[Items from an interface collection]

::::

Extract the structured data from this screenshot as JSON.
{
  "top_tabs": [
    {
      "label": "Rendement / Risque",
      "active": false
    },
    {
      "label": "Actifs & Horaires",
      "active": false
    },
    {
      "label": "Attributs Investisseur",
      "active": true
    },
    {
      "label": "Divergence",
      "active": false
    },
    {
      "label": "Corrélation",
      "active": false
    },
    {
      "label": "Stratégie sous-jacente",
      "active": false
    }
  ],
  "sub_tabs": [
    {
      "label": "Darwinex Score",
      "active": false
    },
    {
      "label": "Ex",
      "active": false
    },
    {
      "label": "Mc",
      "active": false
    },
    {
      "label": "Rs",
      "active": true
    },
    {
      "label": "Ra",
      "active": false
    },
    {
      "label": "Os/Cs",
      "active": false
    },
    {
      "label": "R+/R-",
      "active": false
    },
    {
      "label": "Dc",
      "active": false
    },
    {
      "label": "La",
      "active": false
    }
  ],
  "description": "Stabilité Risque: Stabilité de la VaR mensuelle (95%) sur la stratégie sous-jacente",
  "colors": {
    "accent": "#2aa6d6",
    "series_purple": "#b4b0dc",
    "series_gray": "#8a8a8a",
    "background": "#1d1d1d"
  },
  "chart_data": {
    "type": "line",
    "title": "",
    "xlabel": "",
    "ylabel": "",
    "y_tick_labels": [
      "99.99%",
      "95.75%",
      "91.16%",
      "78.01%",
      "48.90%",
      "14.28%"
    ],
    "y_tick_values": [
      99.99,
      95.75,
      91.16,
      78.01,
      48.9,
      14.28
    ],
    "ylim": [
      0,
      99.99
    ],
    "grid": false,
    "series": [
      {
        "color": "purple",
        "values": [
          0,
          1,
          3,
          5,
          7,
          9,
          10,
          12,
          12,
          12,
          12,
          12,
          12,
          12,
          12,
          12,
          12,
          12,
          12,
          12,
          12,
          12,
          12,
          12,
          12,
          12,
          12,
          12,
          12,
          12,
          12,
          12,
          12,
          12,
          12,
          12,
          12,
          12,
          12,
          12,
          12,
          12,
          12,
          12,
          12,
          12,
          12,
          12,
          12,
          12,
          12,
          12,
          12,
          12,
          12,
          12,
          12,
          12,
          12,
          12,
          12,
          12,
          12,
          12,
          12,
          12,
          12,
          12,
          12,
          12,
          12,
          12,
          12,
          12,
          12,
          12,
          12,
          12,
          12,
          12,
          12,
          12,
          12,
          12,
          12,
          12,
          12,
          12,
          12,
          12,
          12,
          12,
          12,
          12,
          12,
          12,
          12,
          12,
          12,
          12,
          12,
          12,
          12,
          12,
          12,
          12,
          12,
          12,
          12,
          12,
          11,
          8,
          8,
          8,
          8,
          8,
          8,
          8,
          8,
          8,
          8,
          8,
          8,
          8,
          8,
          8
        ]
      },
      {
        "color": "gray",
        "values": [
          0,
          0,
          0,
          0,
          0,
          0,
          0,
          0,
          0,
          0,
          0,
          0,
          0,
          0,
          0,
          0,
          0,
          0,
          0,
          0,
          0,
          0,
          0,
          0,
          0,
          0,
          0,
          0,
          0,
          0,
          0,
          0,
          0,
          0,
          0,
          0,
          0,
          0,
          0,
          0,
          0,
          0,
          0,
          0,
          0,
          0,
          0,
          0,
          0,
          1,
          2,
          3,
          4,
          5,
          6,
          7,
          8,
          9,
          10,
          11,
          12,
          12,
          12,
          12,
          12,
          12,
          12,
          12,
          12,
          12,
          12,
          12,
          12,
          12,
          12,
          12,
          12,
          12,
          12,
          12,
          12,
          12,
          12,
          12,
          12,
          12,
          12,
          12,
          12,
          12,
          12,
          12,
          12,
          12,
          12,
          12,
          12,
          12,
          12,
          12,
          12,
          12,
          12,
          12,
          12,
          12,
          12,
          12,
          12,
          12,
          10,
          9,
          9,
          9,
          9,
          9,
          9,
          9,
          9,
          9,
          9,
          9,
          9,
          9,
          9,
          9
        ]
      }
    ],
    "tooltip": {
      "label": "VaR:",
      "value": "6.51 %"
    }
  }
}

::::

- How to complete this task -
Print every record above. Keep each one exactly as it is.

- Exercise answer -
Extract the structured data from this screenshot as JSON.
{
  "top_tabs": [
    {
      "label": "Rendement / Risque",
      "active": false
    },
    {
      "label": "Actifs & Horaires",
      "active": false
    },
    {
      "label": "Attributs Investisseur",
      "active": true
    },
    {
      "label": "Divergence",
      "active": false
    },
    {
      "label": "Corrélation",
      "active": false
    },
    {
      "label": "Stratégie sous-jacente",
      "active": false
    }
  ],
  "sub_tabs": [
    {
      "label": "Darwinex Score",
      "active": false
    },
    {
      "label": "Ex",
      "active": false
    },
    {
      "label": "Mc",
      "active": false
    },
    {
      "label": "Rs",
      "active": true
    },
    {
      "label": "Ra",
      "active": false
    },
    {
      "label": "Os/Cs",
      "active": false
    },
    {
      "label": "R+/R-",
      "active": false
    },
    {
      "label": "Dc",
      "active": false
    },
    {
      "label": "La",
      "active": false
    }
  ],
  "description": "Stabilité Risque: Stabilité de la VaR mensuelle (95%) sur la stratégie sous-jacente",
  "colors": {
    "accent": "#2aa6d6",
    "series_purple": "#b4b0dc",
    "series_gray": "#8a8a8a",
    "background": "#1d1d1d"
  },
  "chart_data": {
    "type": "line",
    "title": "",
    "xlabel": "",
    "ylabel": "",
    "y_tick_labels": [
      "99.99%",
      "95.75%",
      "91.16%",
      "78.01%",
      "48.90%",
      "14.28%"
    ],
    "y_tick_values": [
      99.99,
      95.75,
      91.16,
      78.01,
      48.9,
      14.28
    ],
    "ylim": [
      0,
      99.99
    ],
    "grid": false,
    "series": [
      {
        "color": "purple",
        "values": [
          0,
          1,
          3,
          5,
          7,
          9,
          10,
          12,
          12,
          12,
          12,
          12,
          12,
          12,
          12,
          12,
          12,
          12,
          12,
          12,
          12,
          12,
          12,
          12,
          12,
          12,
          12,
          12,
          12,
          12,
          12,
          12,
          12,
          12,
          12,
          12,
          12,
          12,
          12,
          12,
          12,
          12,
          12,
          12,
          12,
          12,
          12,
          12,
          12,
          12,
          12,
          12,
          12,
          12,
          12,
          12,
          12,
          12,
          12,
          12,
          12,
          12,
          12,
          12,
          12,
          12,
          12,
          12,
          12,
          12,
          12,
          12,
          12,
          12,
          12,
          12,
          12,
          12,
          12,
          12,
          12,
          12,
          12,
          12,
          12,
          12,
          12,
          12,
          12,
          12,
          12,
          12,
          12,
          12,
          12,
          12,
          12,
          12,
          12,
          12,
          12,
          12,
          12,
          12,
          12,
          12,
          12,
          12,
          12,
          12,
          11,
          8,
          8,
          8,
          8,
          8,
          8,
          8,
          8,
          8,
          8,
          8,
          8,
          8,
          8,
          8
        ]
      },
      {
        "color": "gray",
        "values": [
          0,
          0,
          0,
          0,
          0,
          0,
          0,
          0,
          0,
          0,
          0,
          0,
          0,
          0,
          0,
          0,
          0,
          0,
          0,
          0,
          0,
          0,
          0,
          0,
          0,
          0,
          0,
          0,
          0,
          0,
          0,
          0,
          0,
          0,
          0,
          0,
          0,
          0,
          0,
          0,
          0,
          0,
          0,
          0,
          0,
          0,
          0,
          0,
          0,
          1,
          2,
          3,
          4,
          5,
          6,
          7,
          8,
          9,
          10,
          11,
          12,
          12,
          12,
          12,
          12,
          12,
          12,
          12,
          12,
          12,
          12,
          12,
          12,
          12,
          12,
          12,
          12,
          12,
          12,
          12,
          12,
          12,
          12,
          12,
          12,
          12,
          12,
          12,
          12,
          12,
          12,
          12,
          12,
          12,
          12,
          12,
          12,
          12,
          12,
          12,
          12,
          12,
          12,
          12,
          12,
          12,
          12,
          12,
          12,
          12,
          10,
          9,
          9,
          9,
          9,
          9,
          9,
          9,
          9,
          9,
          9,
          9,
          9,
          9,
          9,
          9
        ]
      }
    ],
    "tooltip": {
      "label": "VaR:",
      "value": "6.51 %"
    }
  }
}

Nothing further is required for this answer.